READERS SURVE Y COMMENT S “The Yongala was my first wreck dive ever, and still my best one to this day. We saw a huge loggerhead sea turtle swim into the wreck. We could see it from above, through a hole in the wreck. It stopped inside and was immediately mobbed by all kinds of cleaner wrasse. We also saw banded sea snakes and huge marble rays the size of dinner tables hovering over the wreck.”

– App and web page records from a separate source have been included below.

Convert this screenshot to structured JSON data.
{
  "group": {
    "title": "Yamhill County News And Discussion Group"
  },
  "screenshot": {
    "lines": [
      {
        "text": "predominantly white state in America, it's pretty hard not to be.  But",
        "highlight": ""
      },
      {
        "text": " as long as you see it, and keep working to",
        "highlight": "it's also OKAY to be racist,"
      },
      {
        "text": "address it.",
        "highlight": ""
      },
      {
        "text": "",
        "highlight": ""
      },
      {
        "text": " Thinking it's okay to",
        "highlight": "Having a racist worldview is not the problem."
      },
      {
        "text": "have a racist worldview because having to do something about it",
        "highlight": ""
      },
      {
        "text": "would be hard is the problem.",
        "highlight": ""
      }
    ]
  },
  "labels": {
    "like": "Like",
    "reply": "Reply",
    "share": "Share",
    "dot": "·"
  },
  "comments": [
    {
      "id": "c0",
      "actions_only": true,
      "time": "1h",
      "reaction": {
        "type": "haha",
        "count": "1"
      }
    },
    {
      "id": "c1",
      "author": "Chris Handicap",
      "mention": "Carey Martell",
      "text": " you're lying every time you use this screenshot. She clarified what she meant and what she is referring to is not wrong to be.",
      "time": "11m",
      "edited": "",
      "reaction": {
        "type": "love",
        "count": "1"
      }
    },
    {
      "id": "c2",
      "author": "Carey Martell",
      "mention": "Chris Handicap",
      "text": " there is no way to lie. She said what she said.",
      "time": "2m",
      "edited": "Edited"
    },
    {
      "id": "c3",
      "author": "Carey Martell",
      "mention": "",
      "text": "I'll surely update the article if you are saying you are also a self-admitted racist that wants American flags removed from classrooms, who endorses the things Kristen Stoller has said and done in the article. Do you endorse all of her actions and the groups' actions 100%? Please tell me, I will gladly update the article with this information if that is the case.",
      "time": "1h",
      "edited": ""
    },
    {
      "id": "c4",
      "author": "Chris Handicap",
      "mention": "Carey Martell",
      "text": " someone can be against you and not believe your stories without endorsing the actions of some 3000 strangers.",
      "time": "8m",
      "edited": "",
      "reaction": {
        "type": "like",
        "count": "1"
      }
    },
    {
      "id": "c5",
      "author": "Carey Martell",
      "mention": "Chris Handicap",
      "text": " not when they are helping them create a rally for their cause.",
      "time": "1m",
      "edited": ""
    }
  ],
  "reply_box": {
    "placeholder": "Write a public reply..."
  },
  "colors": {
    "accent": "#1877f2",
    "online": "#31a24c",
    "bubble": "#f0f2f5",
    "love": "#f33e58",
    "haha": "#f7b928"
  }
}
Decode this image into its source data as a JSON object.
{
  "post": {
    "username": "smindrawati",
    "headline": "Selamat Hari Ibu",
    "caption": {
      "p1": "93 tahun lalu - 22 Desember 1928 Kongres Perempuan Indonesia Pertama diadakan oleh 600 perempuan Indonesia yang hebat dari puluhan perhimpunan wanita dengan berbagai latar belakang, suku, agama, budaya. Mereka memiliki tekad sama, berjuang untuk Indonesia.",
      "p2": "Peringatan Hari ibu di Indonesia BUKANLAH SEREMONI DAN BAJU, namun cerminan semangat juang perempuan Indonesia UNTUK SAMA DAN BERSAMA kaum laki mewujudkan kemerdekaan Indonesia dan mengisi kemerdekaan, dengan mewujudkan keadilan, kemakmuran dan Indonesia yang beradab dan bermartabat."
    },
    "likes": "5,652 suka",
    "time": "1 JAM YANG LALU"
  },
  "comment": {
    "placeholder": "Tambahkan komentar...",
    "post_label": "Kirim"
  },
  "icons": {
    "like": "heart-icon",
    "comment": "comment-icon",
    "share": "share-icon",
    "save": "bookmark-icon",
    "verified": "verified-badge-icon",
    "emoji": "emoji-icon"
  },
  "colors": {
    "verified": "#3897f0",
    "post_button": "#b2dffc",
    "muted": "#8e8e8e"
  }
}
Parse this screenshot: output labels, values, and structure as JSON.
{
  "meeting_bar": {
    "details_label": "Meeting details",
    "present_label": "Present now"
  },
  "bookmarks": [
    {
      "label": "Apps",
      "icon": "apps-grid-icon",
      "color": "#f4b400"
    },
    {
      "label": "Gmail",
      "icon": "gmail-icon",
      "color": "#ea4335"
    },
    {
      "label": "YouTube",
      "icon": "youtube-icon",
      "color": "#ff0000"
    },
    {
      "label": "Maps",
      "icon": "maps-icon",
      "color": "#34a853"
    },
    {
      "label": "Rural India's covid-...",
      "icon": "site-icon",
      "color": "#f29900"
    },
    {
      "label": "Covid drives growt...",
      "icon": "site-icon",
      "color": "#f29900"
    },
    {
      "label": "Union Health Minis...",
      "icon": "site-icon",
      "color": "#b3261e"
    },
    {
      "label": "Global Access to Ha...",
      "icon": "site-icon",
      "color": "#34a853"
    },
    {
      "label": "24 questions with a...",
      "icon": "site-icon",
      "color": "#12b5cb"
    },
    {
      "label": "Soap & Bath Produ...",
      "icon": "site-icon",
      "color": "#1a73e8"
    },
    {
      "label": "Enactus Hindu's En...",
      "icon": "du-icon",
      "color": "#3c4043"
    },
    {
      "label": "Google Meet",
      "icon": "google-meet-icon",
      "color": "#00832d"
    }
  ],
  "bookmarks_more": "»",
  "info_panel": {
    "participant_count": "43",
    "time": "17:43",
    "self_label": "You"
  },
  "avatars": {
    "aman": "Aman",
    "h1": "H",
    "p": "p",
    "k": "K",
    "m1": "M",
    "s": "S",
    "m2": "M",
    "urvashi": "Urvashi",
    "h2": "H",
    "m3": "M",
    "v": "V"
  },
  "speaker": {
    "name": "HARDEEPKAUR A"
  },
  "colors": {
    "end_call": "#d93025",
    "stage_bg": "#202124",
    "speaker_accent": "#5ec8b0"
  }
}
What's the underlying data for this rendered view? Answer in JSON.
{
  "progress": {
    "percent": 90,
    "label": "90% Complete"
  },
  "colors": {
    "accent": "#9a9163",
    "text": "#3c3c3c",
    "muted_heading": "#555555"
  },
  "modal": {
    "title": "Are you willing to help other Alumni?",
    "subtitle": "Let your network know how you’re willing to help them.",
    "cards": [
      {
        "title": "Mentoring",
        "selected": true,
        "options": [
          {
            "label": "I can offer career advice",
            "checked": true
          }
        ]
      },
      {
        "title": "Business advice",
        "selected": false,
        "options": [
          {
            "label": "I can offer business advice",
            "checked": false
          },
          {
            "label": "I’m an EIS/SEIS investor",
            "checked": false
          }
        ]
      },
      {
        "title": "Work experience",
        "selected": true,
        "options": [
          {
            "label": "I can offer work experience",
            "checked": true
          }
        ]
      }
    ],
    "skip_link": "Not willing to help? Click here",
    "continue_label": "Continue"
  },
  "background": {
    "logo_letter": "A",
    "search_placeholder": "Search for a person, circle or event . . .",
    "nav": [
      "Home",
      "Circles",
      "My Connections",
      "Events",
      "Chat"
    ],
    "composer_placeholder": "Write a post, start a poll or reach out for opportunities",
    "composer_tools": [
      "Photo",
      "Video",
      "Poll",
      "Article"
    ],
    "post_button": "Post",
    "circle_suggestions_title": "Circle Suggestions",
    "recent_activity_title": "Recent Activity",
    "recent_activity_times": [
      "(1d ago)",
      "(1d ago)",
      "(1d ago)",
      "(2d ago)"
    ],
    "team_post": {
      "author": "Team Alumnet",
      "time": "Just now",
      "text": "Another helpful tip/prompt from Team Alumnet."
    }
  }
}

Stories behind the most celebrated wreck dives often begin with tragedy. In March 1911, the SS Yongala steamed unawares into an approaching cyclone off Australia’s eastern coast. All 122 people on board perished when the 360-foot ship suffered the storm’s wrath and sank to a sandy bottom 95 feet below, 50 miles southeast of Townsville. Since then, an extraordinary assemblage of marine life has visited the site to pay tribute and build a living shrine. Shoals of snapper and barracuda and squadrons of marble rays and eagle rays are joined by sea turtles and sea snakes. Beefy bull sharks, oversize moray eels and giant trevally are all in attendance too. Soft corals, cup corals, sponges and oysters see to the bright decoration of the hull. Thousands of annual awestruck visitors prove Yongala is to shipwrecks what Great Barrier Reef is to reefs.